==== RECORDED INFORMATION ====

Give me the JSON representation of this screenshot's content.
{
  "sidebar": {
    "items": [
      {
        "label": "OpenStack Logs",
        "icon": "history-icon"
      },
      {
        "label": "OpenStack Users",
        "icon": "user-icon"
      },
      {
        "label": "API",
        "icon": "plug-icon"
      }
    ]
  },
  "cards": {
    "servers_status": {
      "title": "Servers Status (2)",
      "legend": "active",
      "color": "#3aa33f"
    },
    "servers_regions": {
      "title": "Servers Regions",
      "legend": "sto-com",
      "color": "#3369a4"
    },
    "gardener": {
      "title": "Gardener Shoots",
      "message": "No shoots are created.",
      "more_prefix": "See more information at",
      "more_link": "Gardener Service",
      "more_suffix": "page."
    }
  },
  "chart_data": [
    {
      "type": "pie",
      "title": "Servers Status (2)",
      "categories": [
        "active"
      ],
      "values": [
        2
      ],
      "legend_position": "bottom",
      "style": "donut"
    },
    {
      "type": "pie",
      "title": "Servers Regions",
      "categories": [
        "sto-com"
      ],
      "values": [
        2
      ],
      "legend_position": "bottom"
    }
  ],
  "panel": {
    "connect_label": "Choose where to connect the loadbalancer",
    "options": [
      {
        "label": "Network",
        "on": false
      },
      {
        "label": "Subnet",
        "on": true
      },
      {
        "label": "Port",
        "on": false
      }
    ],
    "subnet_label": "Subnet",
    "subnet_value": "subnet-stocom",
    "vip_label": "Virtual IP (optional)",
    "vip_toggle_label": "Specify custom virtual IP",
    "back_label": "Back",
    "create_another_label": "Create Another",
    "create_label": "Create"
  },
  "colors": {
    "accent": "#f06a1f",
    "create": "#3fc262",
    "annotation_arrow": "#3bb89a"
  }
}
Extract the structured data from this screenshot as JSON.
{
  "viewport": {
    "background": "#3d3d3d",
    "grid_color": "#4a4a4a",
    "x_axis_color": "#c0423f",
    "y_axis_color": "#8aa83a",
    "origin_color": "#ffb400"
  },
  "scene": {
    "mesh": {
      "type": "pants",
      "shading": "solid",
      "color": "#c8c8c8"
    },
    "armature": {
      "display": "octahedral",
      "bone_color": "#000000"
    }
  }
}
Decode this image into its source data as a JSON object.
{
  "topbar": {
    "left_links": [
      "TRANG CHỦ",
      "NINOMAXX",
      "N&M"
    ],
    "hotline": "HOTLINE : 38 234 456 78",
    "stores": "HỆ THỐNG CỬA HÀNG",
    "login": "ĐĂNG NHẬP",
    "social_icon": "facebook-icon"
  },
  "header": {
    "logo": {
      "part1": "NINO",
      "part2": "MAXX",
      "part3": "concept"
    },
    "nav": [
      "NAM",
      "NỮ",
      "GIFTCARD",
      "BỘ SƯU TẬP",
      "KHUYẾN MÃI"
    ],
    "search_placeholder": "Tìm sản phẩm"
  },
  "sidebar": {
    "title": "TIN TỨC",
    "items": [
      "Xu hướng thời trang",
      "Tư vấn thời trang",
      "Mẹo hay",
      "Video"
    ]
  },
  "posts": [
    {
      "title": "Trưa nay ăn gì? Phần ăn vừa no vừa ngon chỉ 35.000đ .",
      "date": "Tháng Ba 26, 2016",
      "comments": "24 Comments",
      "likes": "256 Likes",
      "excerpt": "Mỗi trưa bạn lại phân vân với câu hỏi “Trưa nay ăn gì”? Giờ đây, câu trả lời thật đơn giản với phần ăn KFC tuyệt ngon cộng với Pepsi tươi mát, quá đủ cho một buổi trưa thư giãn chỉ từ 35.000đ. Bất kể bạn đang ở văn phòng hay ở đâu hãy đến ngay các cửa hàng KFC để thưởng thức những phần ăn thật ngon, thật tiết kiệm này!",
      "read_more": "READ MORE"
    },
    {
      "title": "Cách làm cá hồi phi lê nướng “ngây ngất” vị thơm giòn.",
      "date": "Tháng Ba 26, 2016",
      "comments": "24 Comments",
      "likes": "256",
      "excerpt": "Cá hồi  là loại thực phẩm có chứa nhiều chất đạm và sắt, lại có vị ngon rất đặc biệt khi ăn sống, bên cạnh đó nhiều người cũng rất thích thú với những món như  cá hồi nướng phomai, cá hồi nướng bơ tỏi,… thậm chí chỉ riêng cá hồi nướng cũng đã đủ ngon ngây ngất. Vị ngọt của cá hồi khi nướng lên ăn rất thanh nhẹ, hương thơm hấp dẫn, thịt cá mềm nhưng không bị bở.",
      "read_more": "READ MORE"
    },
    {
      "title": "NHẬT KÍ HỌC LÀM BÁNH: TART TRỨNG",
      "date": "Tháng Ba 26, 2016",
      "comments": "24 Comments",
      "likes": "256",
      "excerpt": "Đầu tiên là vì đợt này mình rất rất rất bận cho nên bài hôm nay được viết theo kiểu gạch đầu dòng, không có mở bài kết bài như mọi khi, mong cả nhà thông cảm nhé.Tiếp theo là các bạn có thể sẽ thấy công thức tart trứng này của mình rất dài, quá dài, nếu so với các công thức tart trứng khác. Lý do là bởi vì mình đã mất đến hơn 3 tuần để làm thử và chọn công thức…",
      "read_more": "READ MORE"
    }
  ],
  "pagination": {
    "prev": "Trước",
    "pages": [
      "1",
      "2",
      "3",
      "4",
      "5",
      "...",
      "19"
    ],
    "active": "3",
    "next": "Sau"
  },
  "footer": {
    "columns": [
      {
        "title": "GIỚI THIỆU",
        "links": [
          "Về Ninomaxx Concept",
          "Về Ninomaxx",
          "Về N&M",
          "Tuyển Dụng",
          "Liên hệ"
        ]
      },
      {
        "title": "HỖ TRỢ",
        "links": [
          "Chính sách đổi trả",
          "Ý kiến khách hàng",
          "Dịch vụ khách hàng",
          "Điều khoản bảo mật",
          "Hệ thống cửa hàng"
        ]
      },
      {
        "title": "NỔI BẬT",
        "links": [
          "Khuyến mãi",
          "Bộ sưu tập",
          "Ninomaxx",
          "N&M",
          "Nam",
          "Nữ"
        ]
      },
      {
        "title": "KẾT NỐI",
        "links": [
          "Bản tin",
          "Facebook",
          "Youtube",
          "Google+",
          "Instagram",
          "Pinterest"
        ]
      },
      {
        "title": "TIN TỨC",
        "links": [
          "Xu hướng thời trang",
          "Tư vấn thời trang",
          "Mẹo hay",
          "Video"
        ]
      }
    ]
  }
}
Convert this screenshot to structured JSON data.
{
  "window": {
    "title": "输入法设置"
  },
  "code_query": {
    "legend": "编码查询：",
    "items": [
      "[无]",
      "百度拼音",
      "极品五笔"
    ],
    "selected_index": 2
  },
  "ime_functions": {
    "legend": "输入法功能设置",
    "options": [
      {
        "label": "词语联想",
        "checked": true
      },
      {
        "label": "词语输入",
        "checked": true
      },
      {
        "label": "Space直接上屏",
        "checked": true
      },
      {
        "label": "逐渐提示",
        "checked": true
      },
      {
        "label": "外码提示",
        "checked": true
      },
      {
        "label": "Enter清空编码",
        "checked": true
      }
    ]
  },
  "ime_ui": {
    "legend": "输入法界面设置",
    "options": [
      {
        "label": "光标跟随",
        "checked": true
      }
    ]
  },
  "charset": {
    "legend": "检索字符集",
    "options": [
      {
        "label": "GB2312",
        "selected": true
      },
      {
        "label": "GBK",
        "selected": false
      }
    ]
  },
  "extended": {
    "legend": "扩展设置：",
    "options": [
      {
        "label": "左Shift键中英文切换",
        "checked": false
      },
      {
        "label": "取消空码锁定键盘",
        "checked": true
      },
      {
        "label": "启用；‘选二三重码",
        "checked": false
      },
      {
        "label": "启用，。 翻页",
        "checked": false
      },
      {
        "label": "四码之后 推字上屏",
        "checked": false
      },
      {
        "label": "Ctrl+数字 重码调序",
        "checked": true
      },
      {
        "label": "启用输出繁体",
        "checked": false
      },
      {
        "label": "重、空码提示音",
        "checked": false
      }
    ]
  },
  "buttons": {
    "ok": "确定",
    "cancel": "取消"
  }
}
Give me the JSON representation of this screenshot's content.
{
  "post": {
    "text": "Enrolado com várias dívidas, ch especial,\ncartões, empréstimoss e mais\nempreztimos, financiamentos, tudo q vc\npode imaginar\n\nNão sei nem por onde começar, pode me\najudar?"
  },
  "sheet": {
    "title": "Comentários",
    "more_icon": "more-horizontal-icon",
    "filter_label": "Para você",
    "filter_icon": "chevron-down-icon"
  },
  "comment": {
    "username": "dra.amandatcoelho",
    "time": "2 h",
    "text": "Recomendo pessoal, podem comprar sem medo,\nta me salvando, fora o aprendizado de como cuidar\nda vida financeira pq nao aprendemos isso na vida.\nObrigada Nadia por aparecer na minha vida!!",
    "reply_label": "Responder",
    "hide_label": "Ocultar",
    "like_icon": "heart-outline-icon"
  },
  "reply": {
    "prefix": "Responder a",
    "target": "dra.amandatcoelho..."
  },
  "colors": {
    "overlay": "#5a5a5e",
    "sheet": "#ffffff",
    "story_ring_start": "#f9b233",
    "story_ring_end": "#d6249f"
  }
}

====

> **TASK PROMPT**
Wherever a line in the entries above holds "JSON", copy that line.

> **RESPONSE TO THIS TASK**
Give me the JSON representation of this screenshot's content.
Extract the structured data from this screenshot as JSON.
Decode this image into its source data as a JSON object.
Convert this screenshot to structured JSON data.
Give me the JSON representation of this screenshot's content.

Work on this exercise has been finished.